A lobby group has called the Broadcasting Standards Authority "morally bankrupt" after it failed to uphold complaints about TV3 drama Californication.
Family First New Zealand laid one of five complaints with the authority which alleged the first episode broadcast in November breached standards of good taste and decency.
Complaints related to a dream sequence where a nun performed oral sex on lead character Hank Moody, constant foul language, teenage drug use and explicit sex scenes.
National director Bob McCoskrie argued that broadcasters are consistently pushing the boundaries of what is normal and acceptable, glorifying and normalising drug and alcohol abuse, pornography, offensive language, violence and degrading treatment of women.
But in a decision released today the BSA said its decision not to uphold the complaint was based on factors such as the programme being preceded by a verbal and written warning, the Adults Only rating, a 9.30pm broadcast time, audience expectations as a result of prior publicity and the title which indicated it was likely to contain "challenging content."
It said Hank's "sexual encounters were often more bizarre than satisfying" and scenes such as Hank having sex with a girl he later finds out is 16 are examples of "extraordinary situations" that Hank finds himself in. "It was important to the storyline and, in the authority's view, was not designed to titillate viewers."
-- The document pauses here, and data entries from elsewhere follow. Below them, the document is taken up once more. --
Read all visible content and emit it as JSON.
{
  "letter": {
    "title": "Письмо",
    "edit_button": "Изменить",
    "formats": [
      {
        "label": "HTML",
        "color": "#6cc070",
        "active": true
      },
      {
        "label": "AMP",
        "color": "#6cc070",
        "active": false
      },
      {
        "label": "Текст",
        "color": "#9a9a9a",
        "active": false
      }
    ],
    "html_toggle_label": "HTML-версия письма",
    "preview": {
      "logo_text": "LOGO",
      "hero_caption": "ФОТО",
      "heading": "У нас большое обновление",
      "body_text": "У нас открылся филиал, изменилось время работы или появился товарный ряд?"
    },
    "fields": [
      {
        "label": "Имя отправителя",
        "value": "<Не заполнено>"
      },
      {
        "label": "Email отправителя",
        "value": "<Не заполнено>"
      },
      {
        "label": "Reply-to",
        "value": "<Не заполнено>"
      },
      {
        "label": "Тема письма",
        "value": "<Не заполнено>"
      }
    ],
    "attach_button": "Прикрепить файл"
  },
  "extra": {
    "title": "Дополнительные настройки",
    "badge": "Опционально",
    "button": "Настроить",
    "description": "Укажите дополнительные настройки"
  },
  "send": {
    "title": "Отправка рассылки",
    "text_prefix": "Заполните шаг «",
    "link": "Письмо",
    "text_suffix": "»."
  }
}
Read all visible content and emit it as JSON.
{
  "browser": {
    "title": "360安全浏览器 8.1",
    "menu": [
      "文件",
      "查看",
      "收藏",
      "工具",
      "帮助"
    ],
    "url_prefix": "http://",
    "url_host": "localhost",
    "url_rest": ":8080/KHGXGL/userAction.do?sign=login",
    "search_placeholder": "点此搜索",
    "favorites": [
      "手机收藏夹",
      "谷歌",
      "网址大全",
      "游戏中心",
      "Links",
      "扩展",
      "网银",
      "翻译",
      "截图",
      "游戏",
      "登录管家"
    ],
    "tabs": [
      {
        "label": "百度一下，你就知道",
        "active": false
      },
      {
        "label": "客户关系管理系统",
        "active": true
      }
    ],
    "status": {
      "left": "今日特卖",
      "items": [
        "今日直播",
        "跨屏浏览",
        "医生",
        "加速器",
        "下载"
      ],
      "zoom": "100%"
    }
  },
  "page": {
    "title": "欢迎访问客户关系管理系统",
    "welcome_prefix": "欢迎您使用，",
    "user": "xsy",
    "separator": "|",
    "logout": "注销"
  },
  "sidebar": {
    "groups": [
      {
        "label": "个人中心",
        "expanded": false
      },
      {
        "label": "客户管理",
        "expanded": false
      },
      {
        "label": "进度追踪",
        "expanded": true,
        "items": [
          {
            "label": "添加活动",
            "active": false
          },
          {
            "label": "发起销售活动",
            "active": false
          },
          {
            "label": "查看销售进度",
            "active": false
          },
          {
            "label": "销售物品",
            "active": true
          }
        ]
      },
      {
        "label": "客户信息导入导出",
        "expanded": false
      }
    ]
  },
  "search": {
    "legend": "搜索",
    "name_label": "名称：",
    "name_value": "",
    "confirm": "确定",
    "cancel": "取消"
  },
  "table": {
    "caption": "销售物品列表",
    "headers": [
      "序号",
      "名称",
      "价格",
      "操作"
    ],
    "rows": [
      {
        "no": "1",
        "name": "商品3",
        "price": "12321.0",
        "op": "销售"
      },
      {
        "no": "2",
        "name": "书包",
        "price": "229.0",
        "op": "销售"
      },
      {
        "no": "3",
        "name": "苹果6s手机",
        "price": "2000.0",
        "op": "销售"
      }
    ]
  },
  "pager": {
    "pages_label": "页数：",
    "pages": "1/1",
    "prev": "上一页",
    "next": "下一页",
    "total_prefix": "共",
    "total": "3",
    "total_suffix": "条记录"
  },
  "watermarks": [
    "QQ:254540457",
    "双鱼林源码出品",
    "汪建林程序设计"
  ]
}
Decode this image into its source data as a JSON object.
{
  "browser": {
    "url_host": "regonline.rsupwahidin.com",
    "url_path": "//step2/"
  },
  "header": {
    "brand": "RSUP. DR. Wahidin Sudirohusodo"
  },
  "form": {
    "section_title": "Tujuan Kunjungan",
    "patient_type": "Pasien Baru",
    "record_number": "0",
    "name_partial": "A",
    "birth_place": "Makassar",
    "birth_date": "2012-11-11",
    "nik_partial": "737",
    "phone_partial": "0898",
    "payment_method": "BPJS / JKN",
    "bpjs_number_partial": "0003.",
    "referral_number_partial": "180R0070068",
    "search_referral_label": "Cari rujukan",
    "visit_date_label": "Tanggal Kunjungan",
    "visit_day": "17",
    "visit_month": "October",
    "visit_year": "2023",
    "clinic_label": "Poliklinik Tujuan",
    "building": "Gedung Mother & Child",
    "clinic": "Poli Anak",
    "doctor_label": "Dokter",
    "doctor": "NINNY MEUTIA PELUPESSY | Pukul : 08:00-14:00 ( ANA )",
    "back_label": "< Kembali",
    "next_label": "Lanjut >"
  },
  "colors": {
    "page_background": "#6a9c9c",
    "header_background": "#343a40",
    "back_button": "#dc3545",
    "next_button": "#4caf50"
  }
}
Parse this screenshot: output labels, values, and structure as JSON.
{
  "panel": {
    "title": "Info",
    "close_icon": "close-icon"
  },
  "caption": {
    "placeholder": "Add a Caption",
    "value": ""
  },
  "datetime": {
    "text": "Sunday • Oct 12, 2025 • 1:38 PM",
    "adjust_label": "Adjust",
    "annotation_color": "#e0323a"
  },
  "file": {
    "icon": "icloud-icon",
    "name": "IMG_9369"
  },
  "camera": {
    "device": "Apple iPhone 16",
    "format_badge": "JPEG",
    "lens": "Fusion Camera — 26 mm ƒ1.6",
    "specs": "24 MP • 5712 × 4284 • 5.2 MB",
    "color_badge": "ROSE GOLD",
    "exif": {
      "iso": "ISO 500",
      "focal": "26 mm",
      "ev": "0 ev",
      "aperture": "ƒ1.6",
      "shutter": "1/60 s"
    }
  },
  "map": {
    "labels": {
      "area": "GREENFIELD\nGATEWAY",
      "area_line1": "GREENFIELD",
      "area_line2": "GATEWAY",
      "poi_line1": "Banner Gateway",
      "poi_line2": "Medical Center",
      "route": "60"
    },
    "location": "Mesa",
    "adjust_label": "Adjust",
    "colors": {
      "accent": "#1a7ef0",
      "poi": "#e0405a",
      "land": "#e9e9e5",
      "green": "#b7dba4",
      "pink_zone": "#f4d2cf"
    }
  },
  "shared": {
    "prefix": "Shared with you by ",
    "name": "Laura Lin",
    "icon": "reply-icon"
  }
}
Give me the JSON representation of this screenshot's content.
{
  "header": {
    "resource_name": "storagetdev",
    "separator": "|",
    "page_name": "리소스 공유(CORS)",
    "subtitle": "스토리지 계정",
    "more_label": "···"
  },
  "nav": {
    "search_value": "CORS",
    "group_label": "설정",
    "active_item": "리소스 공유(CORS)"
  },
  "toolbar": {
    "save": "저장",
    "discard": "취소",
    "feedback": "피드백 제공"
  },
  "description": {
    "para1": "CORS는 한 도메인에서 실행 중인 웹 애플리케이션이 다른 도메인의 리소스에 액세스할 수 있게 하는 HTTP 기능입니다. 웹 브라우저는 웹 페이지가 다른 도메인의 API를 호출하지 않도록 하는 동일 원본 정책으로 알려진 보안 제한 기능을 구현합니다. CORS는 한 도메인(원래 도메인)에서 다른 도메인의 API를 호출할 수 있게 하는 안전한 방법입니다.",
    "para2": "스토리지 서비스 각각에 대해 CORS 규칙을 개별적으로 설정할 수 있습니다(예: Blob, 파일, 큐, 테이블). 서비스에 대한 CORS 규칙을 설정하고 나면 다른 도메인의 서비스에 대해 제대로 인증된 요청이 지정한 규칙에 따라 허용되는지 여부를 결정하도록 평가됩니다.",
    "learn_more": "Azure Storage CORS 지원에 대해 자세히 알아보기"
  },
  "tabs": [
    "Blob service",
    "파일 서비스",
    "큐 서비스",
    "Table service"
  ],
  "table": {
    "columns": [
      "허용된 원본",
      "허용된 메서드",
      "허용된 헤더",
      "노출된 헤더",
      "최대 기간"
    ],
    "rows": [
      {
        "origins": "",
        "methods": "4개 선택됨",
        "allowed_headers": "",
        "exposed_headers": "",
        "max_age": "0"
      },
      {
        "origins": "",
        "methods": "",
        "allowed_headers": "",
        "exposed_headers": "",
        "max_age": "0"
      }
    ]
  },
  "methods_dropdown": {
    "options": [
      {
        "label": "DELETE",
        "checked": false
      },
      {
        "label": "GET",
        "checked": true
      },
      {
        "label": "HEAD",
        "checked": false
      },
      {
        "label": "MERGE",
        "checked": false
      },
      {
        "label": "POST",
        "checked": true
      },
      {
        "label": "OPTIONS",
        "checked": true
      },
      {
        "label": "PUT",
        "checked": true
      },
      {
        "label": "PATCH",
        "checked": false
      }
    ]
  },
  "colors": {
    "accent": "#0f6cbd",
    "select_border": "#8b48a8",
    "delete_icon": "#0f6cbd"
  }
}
Mr McCoskrie calls the BSA's reasons lame and bizarre.By Yvonne Tahana Email Yvonne